**PROBLEM DETAILS**
Output all entries below exactly as they are given.

**PROVIDED DATA**

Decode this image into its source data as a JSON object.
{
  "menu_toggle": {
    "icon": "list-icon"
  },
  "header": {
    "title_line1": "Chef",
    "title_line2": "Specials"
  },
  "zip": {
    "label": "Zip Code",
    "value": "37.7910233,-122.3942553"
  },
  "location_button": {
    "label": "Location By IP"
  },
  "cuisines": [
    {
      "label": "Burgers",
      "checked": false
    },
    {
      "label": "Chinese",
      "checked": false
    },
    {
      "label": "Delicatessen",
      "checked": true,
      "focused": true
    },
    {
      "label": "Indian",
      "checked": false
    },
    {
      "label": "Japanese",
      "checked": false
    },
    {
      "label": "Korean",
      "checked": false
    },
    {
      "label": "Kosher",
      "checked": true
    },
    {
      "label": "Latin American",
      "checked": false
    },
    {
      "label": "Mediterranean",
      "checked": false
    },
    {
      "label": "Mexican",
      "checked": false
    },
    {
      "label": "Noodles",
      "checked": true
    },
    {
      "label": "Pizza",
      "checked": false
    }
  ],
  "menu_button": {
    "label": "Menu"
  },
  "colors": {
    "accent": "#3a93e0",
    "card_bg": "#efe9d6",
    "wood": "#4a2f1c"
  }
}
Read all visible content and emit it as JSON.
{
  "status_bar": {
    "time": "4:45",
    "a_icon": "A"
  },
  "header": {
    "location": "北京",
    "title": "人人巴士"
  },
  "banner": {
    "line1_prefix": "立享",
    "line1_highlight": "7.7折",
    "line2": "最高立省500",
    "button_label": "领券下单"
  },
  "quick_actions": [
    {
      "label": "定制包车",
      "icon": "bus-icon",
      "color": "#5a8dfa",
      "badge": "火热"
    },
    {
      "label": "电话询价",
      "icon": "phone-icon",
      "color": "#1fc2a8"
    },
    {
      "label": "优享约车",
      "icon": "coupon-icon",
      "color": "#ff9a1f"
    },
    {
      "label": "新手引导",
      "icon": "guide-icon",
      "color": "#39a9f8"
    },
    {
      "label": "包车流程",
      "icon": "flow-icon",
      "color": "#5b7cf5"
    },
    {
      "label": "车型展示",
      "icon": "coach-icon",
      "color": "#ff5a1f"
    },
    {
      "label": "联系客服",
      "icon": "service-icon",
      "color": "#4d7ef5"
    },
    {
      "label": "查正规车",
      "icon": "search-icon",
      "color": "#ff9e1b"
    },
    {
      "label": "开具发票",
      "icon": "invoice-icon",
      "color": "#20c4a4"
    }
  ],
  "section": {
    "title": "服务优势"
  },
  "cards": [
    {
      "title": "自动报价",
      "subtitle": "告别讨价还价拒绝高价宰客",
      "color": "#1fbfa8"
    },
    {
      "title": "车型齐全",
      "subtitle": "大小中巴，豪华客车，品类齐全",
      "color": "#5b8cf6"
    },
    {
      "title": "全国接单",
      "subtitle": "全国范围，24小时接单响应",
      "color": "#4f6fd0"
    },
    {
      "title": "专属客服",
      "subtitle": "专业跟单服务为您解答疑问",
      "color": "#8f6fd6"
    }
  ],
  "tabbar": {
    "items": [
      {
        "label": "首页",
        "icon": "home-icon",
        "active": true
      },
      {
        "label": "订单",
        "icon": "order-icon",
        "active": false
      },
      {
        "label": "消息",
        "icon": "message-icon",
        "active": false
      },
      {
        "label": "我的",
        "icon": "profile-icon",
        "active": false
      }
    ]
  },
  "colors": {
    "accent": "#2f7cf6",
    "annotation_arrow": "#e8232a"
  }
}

**EXERCISE RESPONSE**
Decode this image into its source data as a JSON object.
{
  "menu_toggle": {
    "icon": "list-icon"
  },
  "header": {
    "title_line1": "Chef",
    "title_line2": "Specials"
  },
  "zip": {
    "label": "Zip Code",
    "value": "37.7910233,-122.3942553"
  },
  "location_button": {
    "label": "Location By IP"
  },
  "cuisines": [
    {
      "label": "Burgers",
      "checked": false
    },
    {
      "label": "Chinese",
      "checked": false
    },
    {
      "label": "Delicatessen",
      "checked": true,
      "focused": true
    },
    {
      "label": "Indian",
      "checked": false
    },
    {
      "label": "Japanese",
      "checked": false
    },
    {
      "label": "Korean",
      "checked": false
    },
    {
      "label": "Kosher",
      "checked": true
    },
    {
      "label": "Latin American",
      "checked": false
    },
    {
      "label": "Mediterranean",
      "checked": false
    },
    {
      "label": "Mexican",
      "checked": false
    },
    {
      "label": "Noodles",
      "checked": true
    },
    {
      "label": "Pizza",
      "checked": false
    }
  ],
  "menu_button": {
    "label": "Menu"
  },
  "colors": {
    "accent": "#3a93e0",
    "card_bg": "#efe9d6",
    "wood": "#4a2f1c"
  }
}
Read all visible content and emit it as JSON.
{
  "status_bar": {
    "time": "4:45",
    "a_icon": "A"
  },
  "header": {
    "location": "北京",
    "title": "人人巴士"
  },
  "banner": {
    "line1_prefix": "立享",
    "line1_highlight": "7.7折",
    "line2": "最高立省500",
    "button_label": "领券下单"
  },
  "quick_actions": [
    {
      "label": "定制包车",
      "icon": "bus-icon",
      "color": "#5a8dfa",
      "badge": "火热"
    },
    {
      "label": "电话询价",
      "icon": "phone-icon",
      "color": "#1fc2a8"
    },
    {
      "label": "优享约车",
      "icon": "coupon-icon",
      "color": "#ff9a1f"
    },
    {
      "label": "新手引导",
      "icon": "guide-icon",
      "color": "#39a9f8"
    },
    {
      "label": "包车流程",
      "icon": "flow-icon",
      "color": "#5b7cf5"
    },
    {
      "label": "车型展示",
      "icon": "coach-icon",
      "color": "#ff5a1f"
    },
    {
      "label": "联系客服",
      "icon": "service-icon",
      "color": "#4d7ef5"
    },
    {
      "label": "查正规车",
      "icon": "search-icon",
      "color": "#ff9e1b"
    },
    {
      "label": "开具发票",
      "icon": "invoice-icon",
      "color": "#20c4a4"
    }
  ],
  "section": {
    "title": "服务优势"
  },
  "cards": [
    {
      "title": "自动报价",
      "subtitle": "告别讨价还价拒绝高价宰客",
      "color": "#1fbfa8"
    },
    {
      "title": "车型齐全",
      "subtitle": "大小中巴，豪华客车，品类齐全",
      "color": "#5b8cf6"
    },
    {
      "title": "全国接单",
      "subtitle": "全国范围，24小时接单响应",
      "color": "#4f6fd0"
    },
    {
      "title": "专属客服",
      "subtitle": "专业跟单服务为您解答疑问",
      "color": "#8f6fd6"
    }
  ],
  "tabbar": {
    "items": [
      {
        "label": "首页",
        "icon": "home-icon",
        "active": true
      },
      {
        "label": "订单",
        "icon": "order-icon",
        "active": false
      },
      {
        "label": "消息",
        "icon": "message-icon",
        "active": false
      },
      {
        "label": "我的",
        "icon": "profile-icon",
        "active": false
      }
    ]
  },
  "colors": {
    "accent": "#2f7cf6",
    "annotation_arrow": "#e8232a"
  }
}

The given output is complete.